## Available records

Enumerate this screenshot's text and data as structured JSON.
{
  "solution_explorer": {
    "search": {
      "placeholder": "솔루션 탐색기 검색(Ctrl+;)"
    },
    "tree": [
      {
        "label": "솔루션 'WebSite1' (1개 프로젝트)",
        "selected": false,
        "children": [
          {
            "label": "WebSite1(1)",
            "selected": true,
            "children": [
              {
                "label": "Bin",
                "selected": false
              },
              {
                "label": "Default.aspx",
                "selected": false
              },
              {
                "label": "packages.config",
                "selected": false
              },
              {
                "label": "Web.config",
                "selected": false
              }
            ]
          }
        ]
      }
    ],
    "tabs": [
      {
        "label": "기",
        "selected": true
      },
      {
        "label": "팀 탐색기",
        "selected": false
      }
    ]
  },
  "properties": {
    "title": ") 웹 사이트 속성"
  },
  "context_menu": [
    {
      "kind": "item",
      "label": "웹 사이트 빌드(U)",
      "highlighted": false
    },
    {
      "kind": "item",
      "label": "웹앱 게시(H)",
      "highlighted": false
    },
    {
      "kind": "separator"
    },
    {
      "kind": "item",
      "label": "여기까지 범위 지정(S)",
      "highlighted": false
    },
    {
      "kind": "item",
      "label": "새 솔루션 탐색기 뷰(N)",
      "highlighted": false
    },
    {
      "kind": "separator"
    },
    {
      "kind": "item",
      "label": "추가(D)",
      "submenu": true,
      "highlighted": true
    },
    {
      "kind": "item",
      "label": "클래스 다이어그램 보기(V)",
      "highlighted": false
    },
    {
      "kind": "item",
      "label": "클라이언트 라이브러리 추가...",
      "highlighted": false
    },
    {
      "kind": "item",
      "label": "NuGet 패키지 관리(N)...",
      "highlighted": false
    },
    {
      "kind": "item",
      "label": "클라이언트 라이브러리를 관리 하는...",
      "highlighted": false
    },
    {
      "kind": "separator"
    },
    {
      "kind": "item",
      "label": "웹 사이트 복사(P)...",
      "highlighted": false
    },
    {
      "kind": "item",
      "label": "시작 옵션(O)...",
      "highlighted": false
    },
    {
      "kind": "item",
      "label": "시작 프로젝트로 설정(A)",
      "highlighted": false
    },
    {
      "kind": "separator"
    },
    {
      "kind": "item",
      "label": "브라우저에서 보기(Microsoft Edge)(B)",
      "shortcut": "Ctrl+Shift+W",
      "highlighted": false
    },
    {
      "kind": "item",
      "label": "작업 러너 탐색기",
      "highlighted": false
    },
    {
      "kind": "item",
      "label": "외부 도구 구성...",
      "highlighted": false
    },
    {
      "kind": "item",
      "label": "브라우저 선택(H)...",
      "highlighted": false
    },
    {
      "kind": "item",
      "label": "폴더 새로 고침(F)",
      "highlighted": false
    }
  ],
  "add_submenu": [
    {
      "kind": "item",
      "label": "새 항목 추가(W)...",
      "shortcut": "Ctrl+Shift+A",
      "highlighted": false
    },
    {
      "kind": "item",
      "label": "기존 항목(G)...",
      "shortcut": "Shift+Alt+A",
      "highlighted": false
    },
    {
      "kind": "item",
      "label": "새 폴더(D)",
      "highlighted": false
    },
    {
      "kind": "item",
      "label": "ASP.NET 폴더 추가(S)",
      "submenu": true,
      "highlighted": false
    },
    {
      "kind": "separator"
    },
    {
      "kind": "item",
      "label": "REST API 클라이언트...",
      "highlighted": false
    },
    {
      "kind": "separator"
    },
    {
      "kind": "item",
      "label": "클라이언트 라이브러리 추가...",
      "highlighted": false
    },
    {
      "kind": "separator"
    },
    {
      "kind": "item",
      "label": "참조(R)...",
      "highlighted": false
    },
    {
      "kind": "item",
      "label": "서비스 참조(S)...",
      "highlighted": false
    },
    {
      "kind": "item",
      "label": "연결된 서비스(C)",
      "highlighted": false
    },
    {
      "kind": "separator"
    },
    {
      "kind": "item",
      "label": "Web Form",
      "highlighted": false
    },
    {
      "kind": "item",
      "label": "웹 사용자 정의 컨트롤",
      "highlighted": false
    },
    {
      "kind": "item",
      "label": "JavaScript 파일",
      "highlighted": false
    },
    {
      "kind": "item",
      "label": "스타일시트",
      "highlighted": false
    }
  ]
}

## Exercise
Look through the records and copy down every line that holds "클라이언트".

## Reply to the task
      "label": "클라이언트 라이브러리 추가...",
      "label": "클라이언트 라이브러리를 관리 하는...",
      "label": "REST API 클라이언트...",
      "label": "클라이언트 라이브러리 추가...",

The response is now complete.